| Exercise material |
###
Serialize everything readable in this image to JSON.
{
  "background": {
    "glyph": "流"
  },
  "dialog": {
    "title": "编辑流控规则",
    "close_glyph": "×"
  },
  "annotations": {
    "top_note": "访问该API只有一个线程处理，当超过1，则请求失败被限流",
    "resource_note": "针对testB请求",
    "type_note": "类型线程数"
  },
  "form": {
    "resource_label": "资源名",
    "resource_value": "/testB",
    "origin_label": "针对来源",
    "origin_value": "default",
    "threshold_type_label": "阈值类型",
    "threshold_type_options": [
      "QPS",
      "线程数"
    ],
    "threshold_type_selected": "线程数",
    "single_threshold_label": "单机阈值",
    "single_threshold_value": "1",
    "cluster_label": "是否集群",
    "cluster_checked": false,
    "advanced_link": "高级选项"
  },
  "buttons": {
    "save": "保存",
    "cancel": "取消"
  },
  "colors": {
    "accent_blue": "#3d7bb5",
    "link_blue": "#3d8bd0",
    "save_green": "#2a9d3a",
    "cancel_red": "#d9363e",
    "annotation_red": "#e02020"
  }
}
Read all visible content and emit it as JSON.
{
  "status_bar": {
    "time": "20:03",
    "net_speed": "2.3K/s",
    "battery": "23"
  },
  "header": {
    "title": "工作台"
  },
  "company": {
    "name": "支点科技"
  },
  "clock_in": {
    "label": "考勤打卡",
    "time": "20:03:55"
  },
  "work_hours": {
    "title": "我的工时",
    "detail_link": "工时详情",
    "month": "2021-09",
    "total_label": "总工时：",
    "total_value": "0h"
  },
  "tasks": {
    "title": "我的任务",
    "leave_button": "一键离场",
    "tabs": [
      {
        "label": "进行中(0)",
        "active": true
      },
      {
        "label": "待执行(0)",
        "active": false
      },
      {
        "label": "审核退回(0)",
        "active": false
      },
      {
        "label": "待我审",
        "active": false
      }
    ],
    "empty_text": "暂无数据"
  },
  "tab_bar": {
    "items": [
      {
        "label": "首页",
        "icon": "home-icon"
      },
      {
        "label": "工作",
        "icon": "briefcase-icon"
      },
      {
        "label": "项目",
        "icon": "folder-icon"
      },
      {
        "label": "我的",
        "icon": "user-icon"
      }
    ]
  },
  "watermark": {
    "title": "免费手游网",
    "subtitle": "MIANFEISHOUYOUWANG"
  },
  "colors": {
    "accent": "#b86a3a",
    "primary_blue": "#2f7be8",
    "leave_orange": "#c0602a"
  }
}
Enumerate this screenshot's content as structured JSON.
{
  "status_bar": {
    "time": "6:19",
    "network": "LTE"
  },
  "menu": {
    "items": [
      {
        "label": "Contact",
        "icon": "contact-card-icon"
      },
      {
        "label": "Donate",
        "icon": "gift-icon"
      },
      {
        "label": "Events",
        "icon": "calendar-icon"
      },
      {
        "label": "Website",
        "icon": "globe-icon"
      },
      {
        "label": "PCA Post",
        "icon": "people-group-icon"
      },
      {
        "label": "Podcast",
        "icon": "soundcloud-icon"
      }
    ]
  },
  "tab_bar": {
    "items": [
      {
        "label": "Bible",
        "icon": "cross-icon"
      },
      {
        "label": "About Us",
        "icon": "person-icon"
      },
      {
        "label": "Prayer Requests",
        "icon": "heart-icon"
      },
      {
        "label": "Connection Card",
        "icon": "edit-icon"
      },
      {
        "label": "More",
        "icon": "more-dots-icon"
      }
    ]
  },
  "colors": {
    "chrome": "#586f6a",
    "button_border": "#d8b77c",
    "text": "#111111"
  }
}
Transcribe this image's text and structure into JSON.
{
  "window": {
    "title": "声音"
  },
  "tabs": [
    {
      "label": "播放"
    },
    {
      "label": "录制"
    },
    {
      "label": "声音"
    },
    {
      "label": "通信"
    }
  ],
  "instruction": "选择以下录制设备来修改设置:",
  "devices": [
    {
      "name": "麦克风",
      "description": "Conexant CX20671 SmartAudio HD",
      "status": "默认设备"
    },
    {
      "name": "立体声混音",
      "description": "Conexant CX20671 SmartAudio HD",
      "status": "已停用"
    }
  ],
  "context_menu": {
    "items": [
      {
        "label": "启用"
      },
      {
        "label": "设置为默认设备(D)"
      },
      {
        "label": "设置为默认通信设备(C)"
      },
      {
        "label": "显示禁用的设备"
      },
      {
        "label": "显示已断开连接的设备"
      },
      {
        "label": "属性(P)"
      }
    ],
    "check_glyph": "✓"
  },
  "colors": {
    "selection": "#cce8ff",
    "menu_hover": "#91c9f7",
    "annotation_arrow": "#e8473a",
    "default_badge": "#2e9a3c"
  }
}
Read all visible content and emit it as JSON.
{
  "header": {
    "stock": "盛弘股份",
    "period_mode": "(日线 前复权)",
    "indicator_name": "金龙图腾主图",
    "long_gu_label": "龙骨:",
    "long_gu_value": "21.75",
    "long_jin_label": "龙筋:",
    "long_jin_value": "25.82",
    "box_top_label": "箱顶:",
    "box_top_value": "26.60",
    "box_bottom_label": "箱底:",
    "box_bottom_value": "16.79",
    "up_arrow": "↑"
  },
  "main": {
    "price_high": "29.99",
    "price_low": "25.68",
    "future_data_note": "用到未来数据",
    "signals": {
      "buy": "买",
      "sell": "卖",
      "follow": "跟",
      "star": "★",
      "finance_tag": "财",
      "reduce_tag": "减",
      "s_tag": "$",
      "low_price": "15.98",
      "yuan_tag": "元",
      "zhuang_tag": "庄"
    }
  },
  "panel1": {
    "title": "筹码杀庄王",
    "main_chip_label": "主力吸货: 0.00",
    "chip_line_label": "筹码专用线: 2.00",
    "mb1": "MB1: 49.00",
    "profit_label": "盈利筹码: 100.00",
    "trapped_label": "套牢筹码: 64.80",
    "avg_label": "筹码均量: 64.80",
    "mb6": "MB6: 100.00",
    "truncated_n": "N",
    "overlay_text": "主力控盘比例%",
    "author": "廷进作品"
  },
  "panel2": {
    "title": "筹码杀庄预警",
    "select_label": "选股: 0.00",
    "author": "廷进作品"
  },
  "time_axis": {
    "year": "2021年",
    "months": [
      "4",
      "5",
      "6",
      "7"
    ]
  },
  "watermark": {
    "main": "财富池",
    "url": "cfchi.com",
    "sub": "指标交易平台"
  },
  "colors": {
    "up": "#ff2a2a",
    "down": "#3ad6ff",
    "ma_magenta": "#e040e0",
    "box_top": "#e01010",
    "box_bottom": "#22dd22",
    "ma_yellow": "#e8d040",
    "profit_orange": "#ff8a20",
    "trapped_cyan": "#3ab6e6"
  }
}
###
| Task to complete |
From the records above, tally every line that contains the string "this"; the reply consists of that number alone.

| Reply |
3